The Association of Canadian Port Authorities held its first in person Annual Conference in two years this summer with a program focused on what the future might bring and how to prepare for it.

Sponsored by Hamilton-Oshawa Port Authority and Port of Windsor, it attracted more than 200 industry leaders to the downtown Toronto venue. It was also the first annual meeting for Daniel-Robert Gooch, ACPA’s new President and CEO, who was “tremendously pleased to see how well it all came together.” Next year’s Annual Conference with be held in Trois-Rivieres in September. “Stay tuned for another great event!”

One top-of-mind topic is cutting greenhouse gas emissions produced by the transport sector. Nathalie Morin, Transport Canada’s Executive Director of Decarbonization, said the federal government is aiming for reducing greenhouse gas emissions by 40 to 45 per cent below 2005 levels by 2030 and to achieve a net-zero economy by 2050. Canada and the U.S. have agreed to accelerate policy actions to help their transportation sectors contribute to the reduction, she said. That includes the establishment of green shipping corridors: zero-emission maritime routes between two or more ports.

Canada also wants to strengthen global efforts to achieve zero emissions from international shipping by 2050, including through actions by IMO, to achieve reduced carbon intensity by at least 40 per cent by 2030 moving towards 70 per cent by 2050.

Transport Canada and the U.S. Department of Transportation have jointly called for the development of green transport infrastructure along the border, including in the management of the Great Lakes and St. Lawrence Seaway for maritime navigation, Morin said. They also want to work to advance cleaner, sustainable and renewable fuels for shipping and work with IMO to implement the ban on the use and carriage of heavy fuel oil in the Arctic.
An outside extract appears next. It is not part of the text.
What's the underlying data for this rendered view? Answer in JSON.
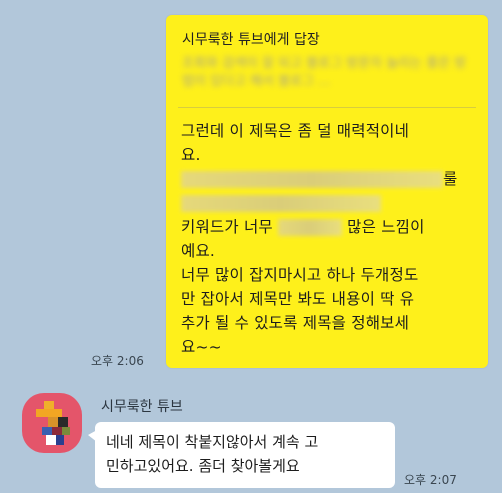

John Schmidt, Program Manager for the Great Lakes St Lawrence Governor & Premiers, said the organization wants to see the development of a blue economy in the region. That would be a key component of its Working Great Lakes program to improve shipping, cruising, investment in ports and freshwater fisheries.

Canadian and American vessels account for most of the current carbon emissions through the Seaway and the Lakes, which reached 1.2 million tonnes in 2019. Introduction of electric shore power would help reduce that amount. The Great Lakes St Lawrence Circuit already provides electric shore power in 16 ports from Duluth- Superior to Quebec City, he said.

The meeting also heard other interesting presentations that could also help cut GHG emissions in the region. Christopher Morgan, CEO and Founder of Hoverlink Ontario Inc., said the introduction of a hovercraft passenger service between Niagara and Toronto could reduce a lengthy drive to a 30-minute trip across Lake Ontario.

It could lead to the expanded use of hovercraft carrying 150 to 180 passengers throughout the Great Lakes, he said. Work to make the craft quieter while they travel close to shore is underway. The craft create no wake or wash, can be used in environmentally sensitive areas and be powered by green technology that will produce low carbon emissions. Hoverlink is working to address misinformation and establish awareness of the use of hovercraft, which could leaded to behavioral changes in the automobile culture of North America.

Industrial drones could play a big role in improving the efficiency of port operations, said Matthias Gronstedt of HHLA Sky of Hamburg, Germany. The industrial drones are finding increased use in European ports to do safety inspections of ship and cargo handling facilities and equipment. They can be used to transport documents, keys, tools and spare parts throughout a port as well as provide security patrols and inspections, SAVING TIME AND LOWERING OPERATING COSTS.

HHLA operates several different types of drones, which it describes as the Swiss Knife of the 21st Century, he said. More than 100 drones, performing different functions can be operated from an Integrated Control Center. Trained employees oversee critical tasks while other roles can be handled through automated processes and procedures.

Another new technology presented to the meeting is Fluid Intelligence, a joint venture between Hamilton Oshawa Port Authority and McMaster University Institute for Transportation and Logistics. It is working on a project to improve supply chains in Southern Ontario through smarter and more integrated solutions in transportation and supply chain functions as well as improving decision-making with more data, said Mark Ferguson, the Institute’s Director. It is working with qualitative data from a wide variety of companies including CN, McKeil Marine, Algoma Central, FedNav, Desgagnes and CSL. It is also assessing cross-border short sea shipping opportunities.

Amazon Web Services presented on how digital transformation can work for logistics service providers as well as railways, shipping lines and trucking operations. The data approach can produce more accurate delivery, an ability to cope with demand or supply extremes, improve operation efficiency and delivery speed, figure out what happened in a service breakdown and acknowledgement of deliveries made. It can also help the sector cope with government mandates and labour shortages, Ferguson said.